- **Record excerpts**:
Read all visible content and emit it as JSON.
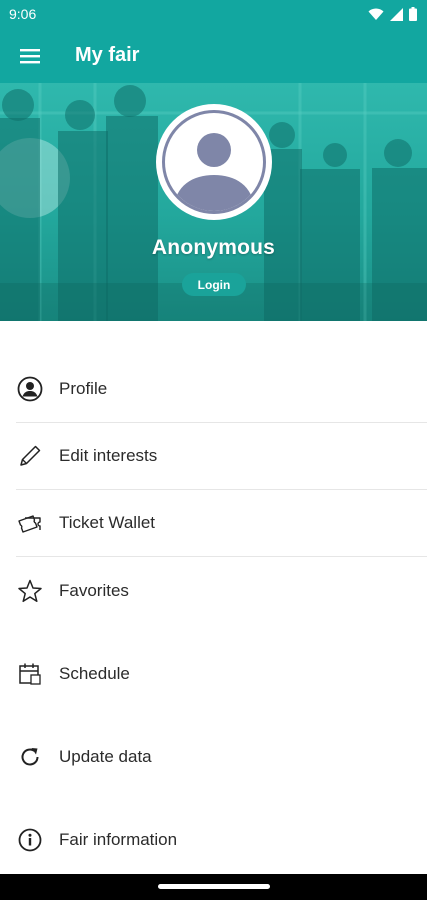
{
  "status_bar": {
    "time": "9:06",
    "wifi_icon": "wifi-icon",
    "signal_icon": "signal-icon",
    "battery_icon": "battery-icon"
  },
  "app_bar": {
    "menu_icon": "hamburger-menu-icon",
    "title": "My fair"
  },
  "profile_header": {
    "name": "Anonymous",
    "login_label": "Login",
    "avatar_icon": "user-avatar-icon"
  },
  "menu": {
    "items": [
      {
        "label": "Profile",
        "icon": "profile-icon"
      },
      {
        "label": "Edit interests",
        "icon": "pencil-icon"
      },
      {
        "label": "Ticket Wallet",
        "icon": "tickets-icon"
      },
      {
        "label": "Favorites",
        "icon": "star-icon"
      },
      {
        "label": "Schedule",
        "icon": "calendar-icon"
      },
      {
        "label": "Update data",
        "icon": "refresh-icon"
      },
      {
        "label": "Fair information",
        "icon": "info-icon"
      }
    ]
  },
  "colors": {
    "primary": "#12a7a0",
    "header_teal": "#23a89d",
    "avatar_gray": "#7f86a8",
    "text": "#2b2b2b"
  }
}
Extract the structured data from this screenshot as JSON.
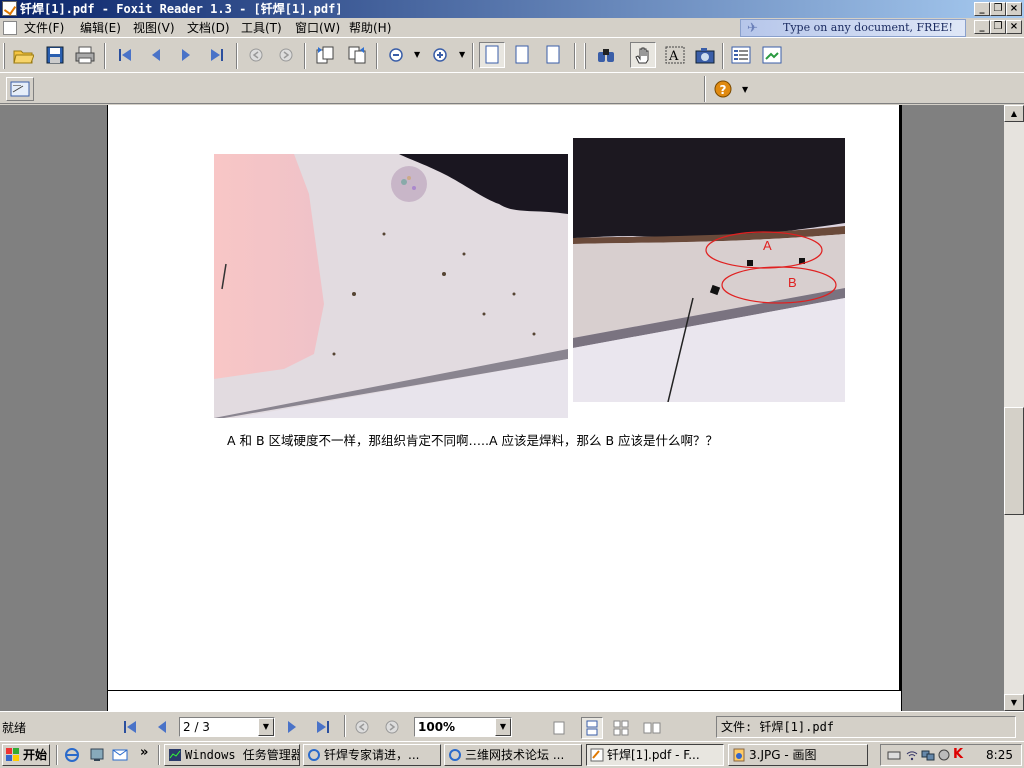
{
  "window": {
    "title": "钎焊[1].pdf - Foxit Reader 1.3 - [钎焊[1].pdf]"
  },
  "menubar": {
    "items": [
      "文件(F)",
      "编辑(E)",
      "视图(V)",
      "文档(D)",
      "工具(T)",
      "窗口(W)",
      "帮助(H)"
    ]
  },
  "ad_banner": {
    "text": "Type on any document, FREE!"
  },
  "document": {
    "caption": "A 和 B 区域硬度不一样，那组织肯定不同啊…..A 应该是焊料，那么 B 应该是什么啊？？",
    "image2_labels": [
      "A",
      "B"
    ],
    "label_color": "#e02020"
  },
  "statusbar": {
    "status": "就绪",
    "page_value": "2 / 3",
    "zoom_value": "100%",
    "file_label": "文件: 钎焊[1].pdf"
  },
  "taskbar": {
    "start_label": "开始",
    "chevron": "»",
    "tasks": [
      "Windows 任务管理器",
      "钎焊专家请进，...",
      "三维网技术论坛 ...",
      "钎焊[1].pdf - F...",
      "3.JPG - 画图"
    ],
    "clock": "8:25"
  }
}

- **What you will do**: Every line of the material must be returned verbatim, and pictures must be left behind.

- **Answer space**:
Read all visible content and emit it as JSON.
{
  "status_bar": {
    "time": "9:06",
    "wifi_icon": "wifi-icon",
    "signal_icon": "signal-icon",
    "battery_icon": "battery-icon"
  },
  "app_bar": {
    "menu_icon": "hamburger-menu-icon",
    "title": "My fair"
  },
  "profile_header": {
    "name": "Anonymous",
    "login_label": "Login",
    "avatar_icon": "user-avatar-icon"
  },
  "menu": {
    "items": [
      {
        "label": "Profile",
        "icon": "profile-icon"
      },
      {
        "label": "Edit interests",
        "icon": "pencil-icon"
      },
      {
        "label": "Ticket Wallet",
        "icon": "tickets-icon"
      },
      {
        "label": "Favorites",
        "icon": "star-icon"
      },
      {
        "label": "Schedule",
        "icon": "calendar-icon"
      },
      {
        "label": "Update data",
        "icon": "refresh-icon"
      },
      {
        "label": "Fair information",
        "icon": "info-icon"
      }
    ]
  },
  "colors": {
    "primary": "#12a7a0",
    "header_teal": "#23a89d",
    "avatar_gray": "#7f86a8",
    "text": "#2b2b2b"
  }
}
Extract the structured data from this screenshot as JSON.
{
  "window": {
    "title": "钎焊[1].pdf - Foxit Reader 1.3 - [钎焊[1].pdf]"
  },
  "menubar": {
    "items": [
      "文件(F)",
      "编辑(E)",
      "视图(V)",
      "文档(D)",
      "工具(T)",
      "窗口(W)",
      "帮助(H)"
    ]
  },
  "ad_banner": {
    "text": "Type on any document, FREE!"
  },
  "document": {
    "caption": "A 和 B 区域硬度不一样，那组织肯定不同啊…..A 应该是焊料，那么 B 应该是什么啊？？",
    "image2_labels": [
      "A",
      "B"
    ],
    "label_color": "#e02020"
  },
  "statusbar": {
    "status": "就绪",
    "page_value": "2 / 3",
    "zoom_value": "100%",
    "file_label": "文件: 钎焊[1].pdf"
  },
  "taskbar": {
    "start_label": "开始",
    "chevron": "»",
    "tasks": [
      "Windows 任务管理器",
      "钎焊专家请进，...",
      "三维网技术论坛 ...",
      "钎焊[1].pdf - F...",
      "3.JPG - 画图"
    ],
    "clock": "8:25"
  }
}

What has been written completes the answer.